  • In order to access capital needed to advance AT-1501 (antiCD40L) through clinical trials, ALS TDI established Anelixis Therapeutics as a for-profit clinical stage development company.
  • Anelixis completed a phase I trial in healthy volunteers and people with ALS in 2019.
  • In 2020, Anelixis was acquired by Novus Therapeutics. A press released announced that Novus is committed to further clinical studies of AT-1501 in people living with ALS.

AT-1501 Funding and Support

Funded by the Community
The charitable support that ALS TDI received from tens of thousands of individuals over the years has been the primary source of funding for the research behind the early discoveries and invention of AT-1501.
Thanks to our community members for holding fundraisers, throwing beanbags, toasting Ales for ALS, riding in the Tri-State Trek, donating over and over again, and continually asking friends and family to help.
Additional funding has come from Augie's Quest, ALS Association, ALS Finding a Cure, ALS ONE and the Department of Defense CDMRP, among others.
Let's keep going.
We know that treating, and ultimately curing, ALS will require multiple therapies. The research at ALS TDI is moving faster, but we can't do anything without your help.
Have additional questions about the invention and development of AT-1501? Read our FAQ

Help Fund Treatments

Andrea Peet, diagnosed with ALS in 2014
“I will continue supporting ALS TDI's expanding pipeline of potential treatments knowing now that with their scientists and our support, dreams can become reality.”
- Andrea Peet, diagnosed with ALS in 2014

Where is AT-1501 Now?

The first in-human clinical trials of AT-1501 were completed in 2019, sponsored by Anelixis Therapeutics. In 2020, Anelixis Therapeutics was acquired by Novus Therapeutics.

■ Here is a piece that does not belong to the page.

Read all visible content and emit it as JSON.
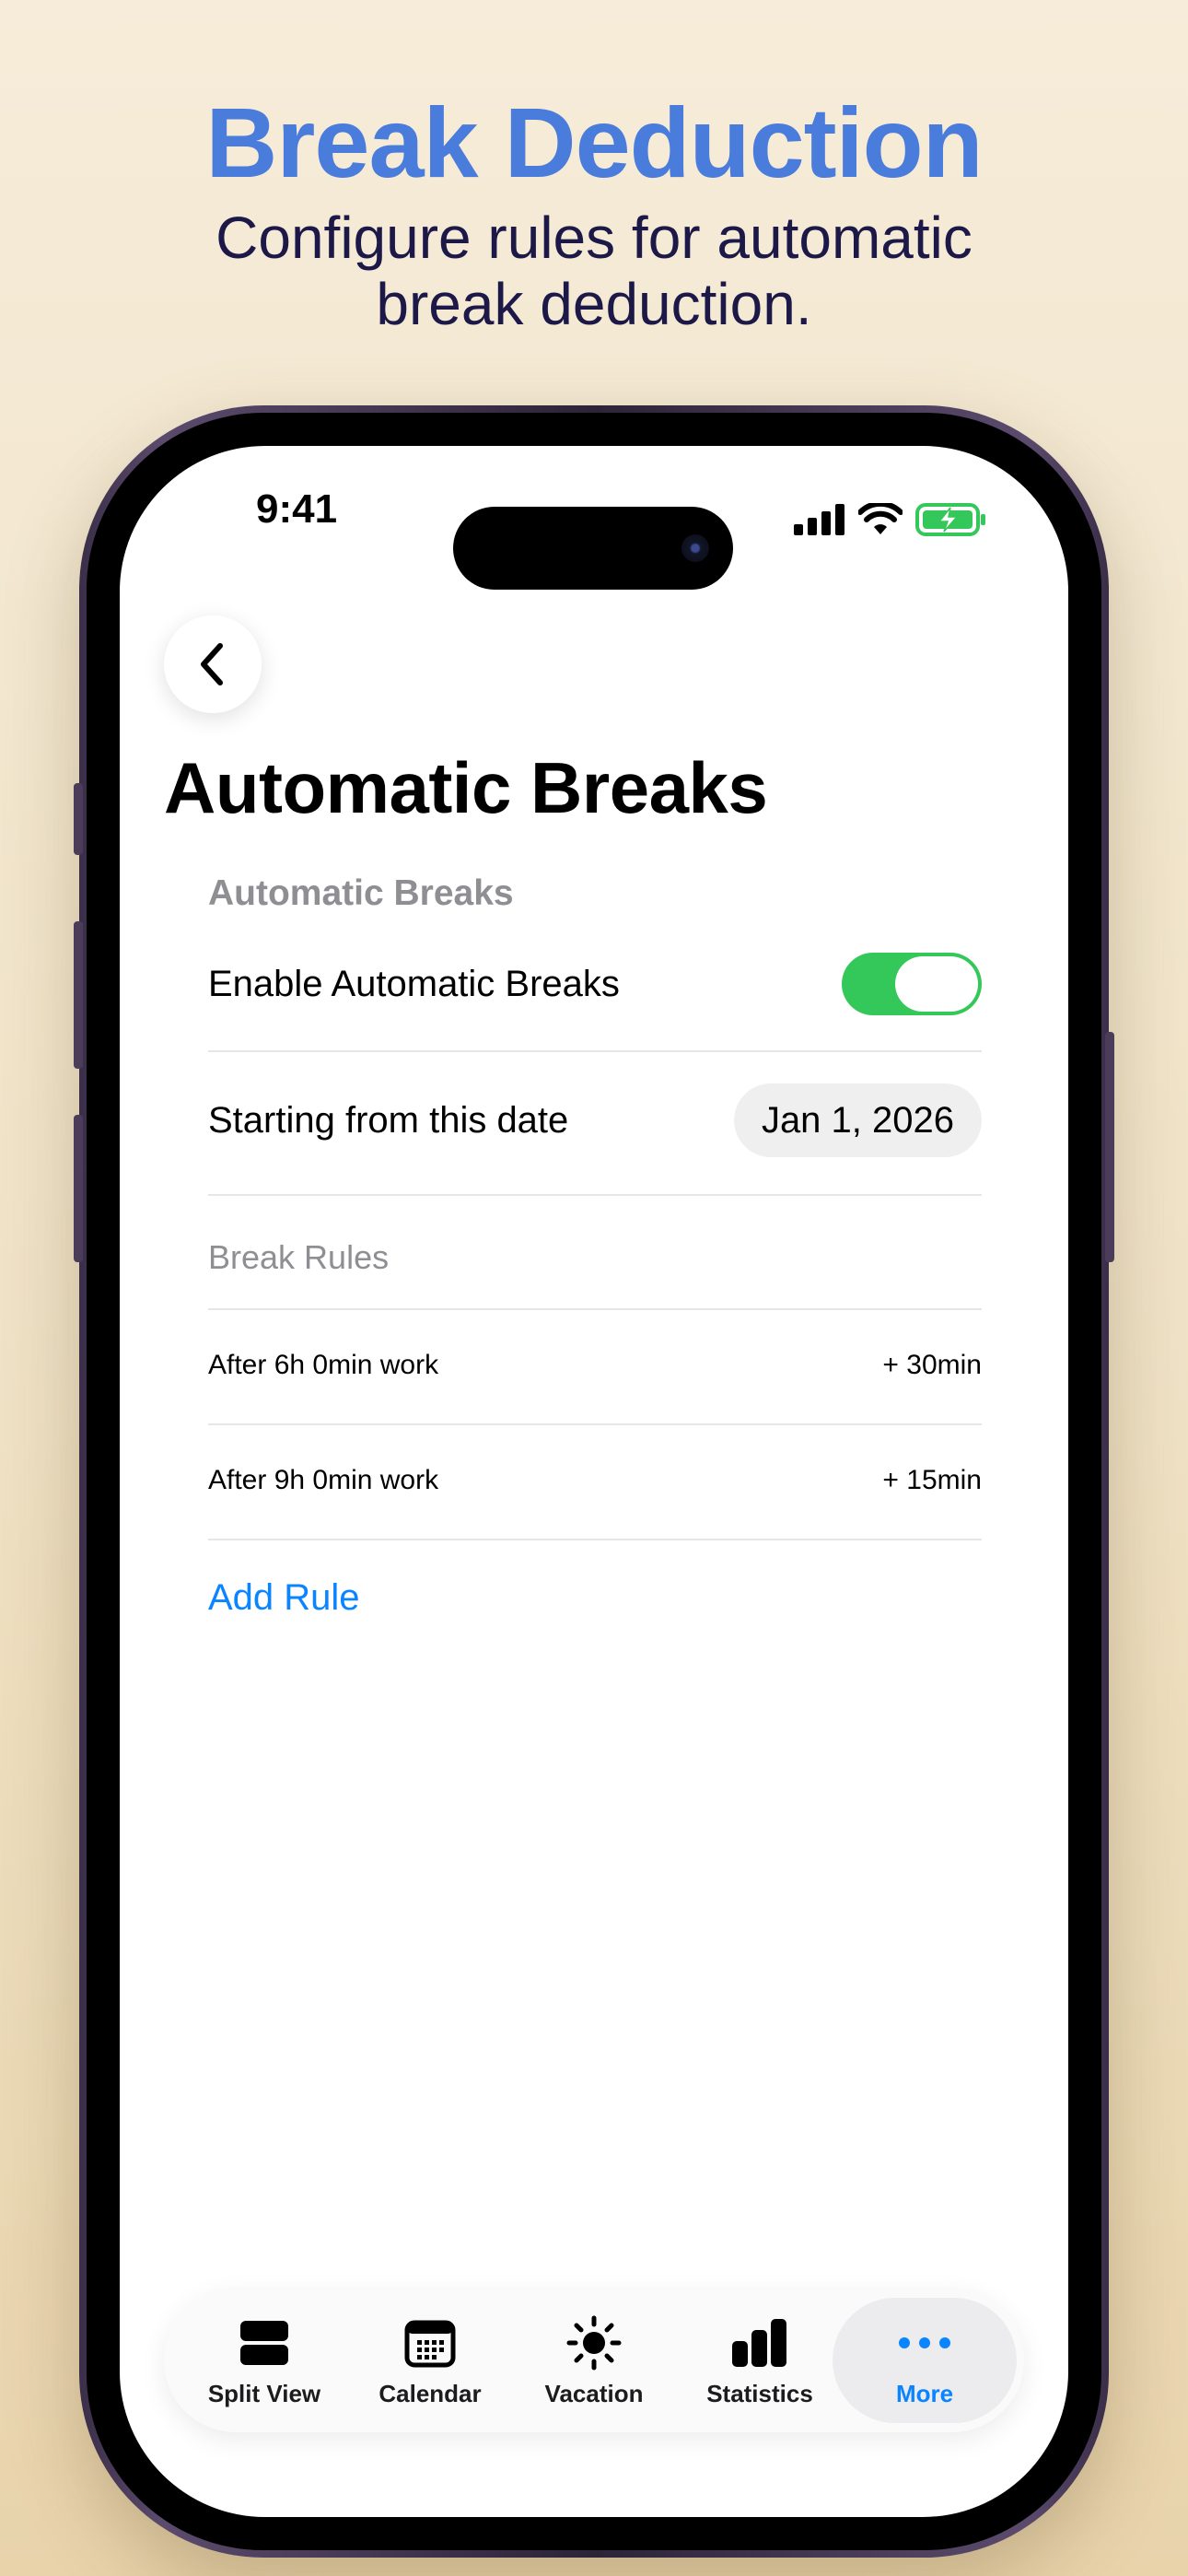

Through Novus Therapeutics, AT-1501 is being developed as a potential treatment in ALS, renal transplantation, islet cell transplantation, autoimmune nephritis. ALS will be the first of these indications to begin enrolling for Phase 2 trials, and enrollment is expected to begin by the end of 2020.
Additional information about AT-1501 can be found at www.novustherapeutics.com.